New beginnings, especially ones dictated by the passage of time – such as the start of a new year – often prompt both reflection and anticipation, as we look back upon the past and also consider what’s ahead. How will historians look back on 2023? Perhaps more importantly, how will we, as active participants in the wealth management industry, view the challenges, opportunities and outcomes of the past 12 months?

Rising interest rates proved to be a double-edged sword for financial services as the increased cost of capital tamped down M&A activity and upended the regional banking sector but also put additional dollars at the disposal of broker-dealers via cash sweep programs. Artificial intelligence (AI) went mainstream in the space as professionals tasked with duties from marketing to compliance relied more and more on advancements in this revolutionary technology to create efficiencies and build scale.

Scale …

While Taylor Swift was TIME magazine’s 2023 Person of the Year, “scale” could be considered the wealth management industry’s trend of the year. More and more entities, from large RIA aggregators and IBDs to family offices and insurance companies, shrugged off short-term difficulties and the volatile environment to execute additive deals in pursuit of the scale needed to deliver better service and drive greater profitability.

It would be imprudent to underestimate the role of technology in general, and AI specifically, in wealth management industry players’ eternal quest for scale. As the number of financial advisors decreases and assets under management increase, deploying a resource like AI, with its unrivaled power to reduce time investment, elevate efficiency and maintain service levels, is central to moving the needle when it comes to positioning businesses for success.

As with many new technologies (though AI isn’t really new, it’s just become a more widely discussed topic), there are those who hesitate to put it to work. Unique to AI, however, is the rationale for holding back: the fear it is so powerful it may eventually be detrimental to humankind. Last March, 1,000 tech leaders including Elon Musk and Steve Wozniak signed a letter warning that “Powerful AI systems should be developed only once we are confident that their effects will be positive, and their risks will be manageable.1” While some of their concerns are valid, the reality is that just as the proverbial bell can’t be “un-rung,” now that business leaders have experienced the transformative impact of AI they will be looking for more ways to deploy it – and not walk it back.
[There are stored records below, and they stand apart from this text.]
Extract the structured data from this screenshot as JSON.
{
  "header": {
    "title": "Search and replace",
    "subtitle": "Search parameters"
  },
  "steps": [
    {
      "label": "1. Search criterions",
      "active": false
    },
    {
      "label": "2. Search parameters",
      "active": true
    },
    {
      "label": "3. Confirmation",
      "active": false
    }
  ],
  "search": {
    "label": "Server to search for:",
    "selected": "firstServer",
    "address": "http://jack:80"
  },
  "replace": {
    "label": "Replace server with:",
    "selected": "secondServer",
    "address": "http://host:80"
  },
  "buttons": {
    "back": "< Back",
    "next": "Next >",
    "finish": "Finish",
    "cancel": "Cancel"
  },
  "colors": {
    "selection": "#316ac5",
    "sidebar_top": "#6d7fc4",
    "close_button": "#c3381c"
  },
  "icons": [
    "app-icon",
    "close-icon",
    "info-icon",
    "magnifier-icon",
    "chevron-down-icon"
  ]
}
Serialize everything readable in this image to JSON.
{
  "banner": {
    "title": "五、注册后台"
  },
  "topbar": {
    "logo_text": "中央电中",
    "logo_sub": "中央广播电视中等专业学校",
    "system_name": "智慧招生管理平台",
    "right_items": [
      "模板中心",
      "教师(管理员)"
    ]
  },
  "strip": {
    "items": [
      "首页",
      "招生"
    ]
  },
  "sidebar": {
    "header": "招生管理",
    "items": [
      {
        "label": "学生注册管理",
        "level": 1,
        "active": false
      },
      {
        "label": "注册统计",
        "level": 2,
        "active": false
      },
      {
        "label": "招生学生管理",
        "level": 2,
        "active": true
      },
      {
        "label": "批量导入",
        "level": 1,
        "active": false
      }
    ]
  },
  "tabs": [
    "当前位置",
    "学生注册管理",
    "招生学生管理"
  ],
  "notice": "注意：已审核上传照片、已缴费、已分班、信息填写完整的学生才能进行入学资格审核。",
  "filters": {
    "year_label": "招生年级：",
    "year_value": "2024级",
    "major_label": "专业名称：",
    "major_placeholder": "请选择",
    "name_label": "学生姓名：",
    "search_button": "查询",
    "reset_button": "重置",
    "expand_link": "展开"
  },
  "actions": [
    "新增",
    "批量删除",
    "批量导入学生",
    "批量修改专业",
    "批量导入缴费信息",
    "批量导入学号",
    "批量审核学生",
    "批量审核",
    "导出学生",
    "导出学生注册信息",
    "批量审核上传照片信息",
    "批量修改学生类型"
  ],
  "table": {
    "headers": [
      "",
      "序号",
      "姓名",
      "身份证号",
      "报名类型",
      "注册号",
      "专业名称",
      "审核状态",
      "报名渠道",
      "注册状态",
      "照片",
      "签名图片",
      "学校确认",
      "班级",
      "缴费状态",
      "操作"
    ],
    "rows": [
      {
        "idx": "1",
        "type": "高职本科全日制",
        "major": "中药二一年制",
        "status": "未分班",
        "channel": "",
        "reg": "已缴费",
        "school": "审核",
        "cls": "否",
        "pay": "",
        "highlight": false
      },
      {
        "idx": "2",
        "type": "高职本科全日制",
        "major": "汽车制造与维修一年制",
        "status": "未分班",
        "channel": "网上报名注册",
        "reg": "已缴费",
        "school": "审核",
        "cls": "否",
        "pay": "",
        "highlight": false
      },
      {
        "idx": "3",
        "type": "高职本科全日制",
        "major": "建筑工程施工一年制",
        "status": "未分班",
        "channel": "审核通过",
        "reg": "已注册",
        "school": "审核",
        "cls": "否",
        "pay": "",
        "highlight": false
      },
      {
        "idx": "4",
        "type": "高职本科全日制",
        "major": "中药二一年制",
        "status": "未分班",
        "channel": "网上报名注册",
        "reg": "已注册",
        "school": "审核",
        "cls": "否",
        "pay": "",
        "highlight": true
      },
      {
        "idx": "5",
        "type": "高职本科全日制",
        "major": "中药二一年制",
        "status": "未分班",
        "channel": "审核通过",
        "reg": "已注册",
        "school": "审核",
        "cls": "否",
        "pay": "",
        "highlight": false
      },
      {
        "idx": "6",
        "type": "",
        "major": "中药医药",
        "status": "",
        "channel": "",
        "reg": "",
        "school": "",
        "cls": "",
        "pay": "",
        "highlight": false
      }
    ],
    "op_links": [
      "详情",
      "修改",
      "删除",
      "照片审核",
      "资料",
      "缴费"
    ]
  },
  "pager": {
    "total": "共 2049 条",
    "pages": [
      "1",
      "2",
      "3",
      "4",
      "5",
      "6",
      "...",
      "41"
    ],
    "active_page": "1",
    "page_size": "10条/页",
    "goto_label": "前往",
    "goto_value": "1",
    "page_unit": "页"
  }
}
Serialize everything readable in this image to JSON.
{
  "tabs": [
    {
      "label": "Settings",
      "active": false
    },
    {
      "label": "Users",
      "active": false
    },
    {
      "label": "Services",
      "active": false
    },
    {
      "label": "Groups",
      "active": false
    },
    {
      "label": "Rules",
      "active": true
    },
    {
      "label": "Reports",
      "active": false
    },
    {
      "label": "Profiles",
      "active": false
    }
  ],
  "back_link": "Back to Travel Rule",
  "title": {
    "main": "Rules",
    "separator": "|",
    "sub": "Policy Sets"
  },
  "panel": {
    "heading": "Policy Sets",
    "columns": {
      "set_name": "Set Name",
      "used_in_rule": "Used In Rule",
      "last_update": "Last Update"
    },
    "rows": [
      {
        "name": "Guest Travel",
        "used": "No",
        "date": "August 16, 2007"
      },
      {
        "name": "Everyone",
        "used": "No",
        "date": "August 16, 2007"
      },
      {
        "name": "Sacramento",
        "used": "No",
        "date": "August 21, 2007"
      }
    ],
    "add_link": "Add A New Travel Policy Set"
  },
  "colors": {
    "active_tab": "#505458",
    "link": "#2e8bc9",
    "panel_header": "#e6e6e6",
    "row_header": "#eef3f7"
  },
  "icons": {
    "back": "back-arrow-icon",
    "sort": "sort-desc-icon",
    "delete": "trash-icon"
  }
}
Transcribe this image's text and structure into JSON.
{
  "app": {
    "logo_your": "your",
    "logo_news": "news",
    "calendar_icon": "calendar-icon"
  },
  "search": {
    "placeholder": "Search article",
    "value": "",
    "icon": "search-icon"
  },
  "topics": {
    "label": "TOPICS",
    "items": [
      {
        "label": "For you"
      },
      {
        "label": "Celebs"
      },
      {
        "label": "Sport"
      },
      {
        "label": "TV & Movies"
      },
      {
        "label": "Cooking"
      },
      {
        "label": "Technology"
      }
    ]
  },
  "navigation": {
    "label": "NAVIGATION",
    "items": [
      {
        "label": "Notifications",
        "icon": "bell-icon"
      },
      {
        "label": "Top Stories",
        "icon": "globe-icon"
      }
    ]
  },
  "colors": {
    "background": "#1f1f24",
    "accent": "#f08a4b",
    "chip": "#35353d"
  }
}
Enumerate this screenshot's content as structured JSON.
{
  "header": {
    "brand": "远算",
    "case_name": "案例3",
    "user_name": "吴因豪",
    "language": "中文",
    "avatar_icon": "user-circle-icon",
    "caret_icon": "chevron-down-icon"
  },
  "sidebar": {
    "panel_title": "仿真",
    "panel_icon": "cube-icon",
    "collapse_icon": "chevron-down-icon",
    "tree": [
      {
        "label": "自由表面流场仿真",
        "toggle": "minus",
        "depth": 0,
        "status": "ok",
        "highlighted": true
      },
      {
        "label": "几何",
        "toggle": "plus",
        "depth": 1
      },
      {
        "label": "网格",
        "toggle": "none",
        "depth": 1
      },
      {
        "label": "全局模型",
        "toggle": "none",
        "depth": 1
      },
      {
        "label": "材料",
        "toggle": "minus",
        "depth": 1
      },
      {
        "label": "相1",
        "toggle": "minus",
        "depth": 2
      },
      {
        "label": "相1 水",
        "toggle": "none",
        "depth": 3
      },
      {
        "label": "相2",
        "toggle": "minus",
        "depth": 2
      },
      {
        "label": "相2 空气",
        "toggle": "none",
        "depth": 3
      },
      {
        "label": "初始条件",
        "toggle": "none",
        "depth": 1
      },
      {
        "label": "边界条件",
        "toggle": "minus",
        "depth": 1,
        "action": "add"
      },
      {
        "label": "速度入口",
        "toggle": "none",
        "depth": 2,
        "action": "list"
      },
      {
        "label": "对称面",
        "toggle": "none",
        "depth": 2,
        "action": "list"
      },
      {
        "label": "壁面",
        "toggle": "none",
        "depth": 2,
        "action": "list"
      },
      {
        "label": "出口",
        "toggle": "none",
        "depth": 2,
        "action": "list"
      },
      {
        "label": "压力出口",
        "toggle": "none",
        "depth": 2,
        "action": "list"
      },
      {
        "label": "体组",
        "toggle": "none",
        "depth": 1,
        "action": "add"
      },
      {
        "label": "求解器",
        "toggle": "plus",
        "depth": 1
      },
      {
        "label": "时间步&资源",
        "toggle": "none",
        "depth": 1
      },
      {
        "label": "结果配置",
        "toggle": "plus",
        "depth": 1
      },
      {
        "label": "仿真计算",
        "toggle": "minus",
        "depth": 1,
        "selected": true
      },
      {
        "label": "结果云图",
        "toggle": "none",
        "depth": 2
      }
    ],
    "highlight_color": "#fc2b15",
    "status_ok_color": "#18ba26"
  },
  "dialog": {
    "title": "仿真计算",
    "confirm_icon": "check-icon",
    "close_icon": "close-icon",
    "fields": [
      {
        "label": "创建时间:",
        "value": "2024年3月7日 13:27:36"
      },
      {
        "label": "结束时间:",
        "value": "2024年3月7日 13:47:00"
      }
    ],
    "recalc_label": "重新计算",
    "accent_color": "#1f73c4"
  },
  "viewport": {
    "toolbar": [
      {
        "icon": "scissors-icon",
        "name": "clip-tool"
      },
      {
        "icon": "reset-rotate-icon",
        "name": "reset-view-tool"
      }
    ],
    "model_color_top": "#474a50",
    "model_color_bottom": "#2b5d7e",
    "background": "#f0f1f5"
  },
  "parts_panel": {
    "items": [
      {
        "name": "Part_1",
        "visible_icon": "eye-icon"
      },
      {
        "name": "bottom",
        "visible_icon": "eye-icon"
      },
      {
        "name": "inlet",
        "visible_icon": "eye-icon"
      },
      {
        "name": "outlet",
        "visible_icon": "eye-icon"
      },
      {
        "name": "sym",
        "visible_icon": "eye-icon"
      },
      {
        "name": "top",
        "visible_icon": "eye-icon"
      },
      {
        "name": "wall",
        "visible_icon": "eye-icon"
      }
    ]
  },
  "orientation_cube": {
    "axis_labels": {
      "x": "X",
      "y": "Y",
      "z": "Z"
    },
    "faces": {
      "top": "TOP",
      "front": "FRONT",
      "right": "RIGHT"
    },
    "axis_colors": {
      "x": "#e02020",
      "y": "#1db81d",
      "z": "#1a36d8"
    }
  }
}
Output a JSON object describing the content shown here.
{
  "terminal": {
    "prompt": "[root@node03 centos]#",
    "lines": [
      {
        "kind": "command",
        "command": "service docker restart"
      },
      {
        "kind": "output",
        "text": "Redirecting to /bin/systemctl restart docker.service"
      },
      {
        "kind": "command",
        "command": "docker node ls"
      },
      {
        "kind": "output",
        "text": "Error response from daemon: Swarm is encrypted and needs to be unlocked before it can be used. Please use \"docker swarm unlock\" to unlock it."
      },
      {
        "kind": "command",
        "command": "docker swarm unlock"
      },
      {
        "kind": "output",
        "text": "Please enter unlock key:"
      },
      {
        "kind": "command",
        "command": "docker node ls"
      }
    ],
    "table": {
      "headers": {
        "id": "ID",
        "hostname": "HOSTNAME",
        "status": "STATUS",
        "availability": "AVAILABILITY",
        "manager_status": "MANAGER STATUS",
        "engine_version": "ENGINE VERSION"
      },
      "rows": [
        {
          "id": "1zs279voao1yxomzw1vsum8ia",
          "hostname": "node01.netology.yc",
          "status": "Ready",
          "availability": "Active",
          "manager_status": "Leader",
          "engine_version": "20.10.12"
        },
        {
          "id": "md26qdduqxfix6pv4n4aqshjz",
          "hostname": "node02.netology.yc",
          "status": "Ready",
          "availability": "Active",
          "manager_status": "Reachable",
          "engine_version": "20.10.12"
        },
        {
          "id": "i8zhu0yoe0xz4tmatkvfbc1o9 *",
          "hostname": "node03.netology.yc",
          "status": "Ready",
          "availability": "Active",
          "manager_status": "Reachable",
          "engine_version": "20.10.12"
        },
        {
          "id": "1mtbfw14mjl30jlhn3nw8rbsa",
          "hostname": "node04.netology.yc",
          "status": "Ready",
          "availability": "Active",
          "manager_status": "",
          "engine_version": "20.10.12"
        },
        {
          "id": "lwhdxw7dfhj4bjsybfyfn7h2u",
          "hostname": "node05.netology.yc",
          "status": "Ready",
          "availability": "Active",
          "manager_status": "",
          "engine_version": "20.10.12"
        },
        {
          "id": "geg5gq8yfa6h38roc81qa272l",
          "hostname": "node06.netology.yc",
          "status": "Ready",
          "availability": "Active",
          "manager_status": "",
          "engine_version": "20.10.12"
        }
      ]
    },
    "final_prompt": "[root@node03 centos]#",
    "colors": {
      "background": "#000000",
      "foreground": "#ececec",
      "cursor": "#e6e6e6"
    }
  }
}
In wealth management, the ROI of AI renders it a must-have for firms looking to capture share of wallet in an increasingly competitive environment. Financial advisors and firms are at a tipping point. Those advisors and firms that do not invest in AI and other digital technology capabilities are running the risk of being left behind, incapable of achieving the scale they need to succeed. Those who embrace AI will thrive in an evolving environment of increasing regulatory oversight, rising client expectations and industry consolidation.

Will AI remove the humanity from our industry? The short answer is no. Interpersonal relationships are the foundation of the advice business. AI can instantaneously conduct data analytics to find patterns and anomalies to support financial advisors. But it can’t guide clients in using that information properly. AI can help advisors and firms make the best decisions but can’t do it for them. In fact, AI will put time back in advisors’ days helping to strengthen advisor-client bonds.

2023 was the year of scale in wealth management. Mindfully and purposefully aligning the needs of all stakeholders using cost-effective tools is central to scaling successfully and building sustainable and adaptable businesses that deliver on their value propositions. The stage is set for a dynamic 2024.

1 FLI_Pause-Giant-AI-Experiments_An-Open-Letter.pdf (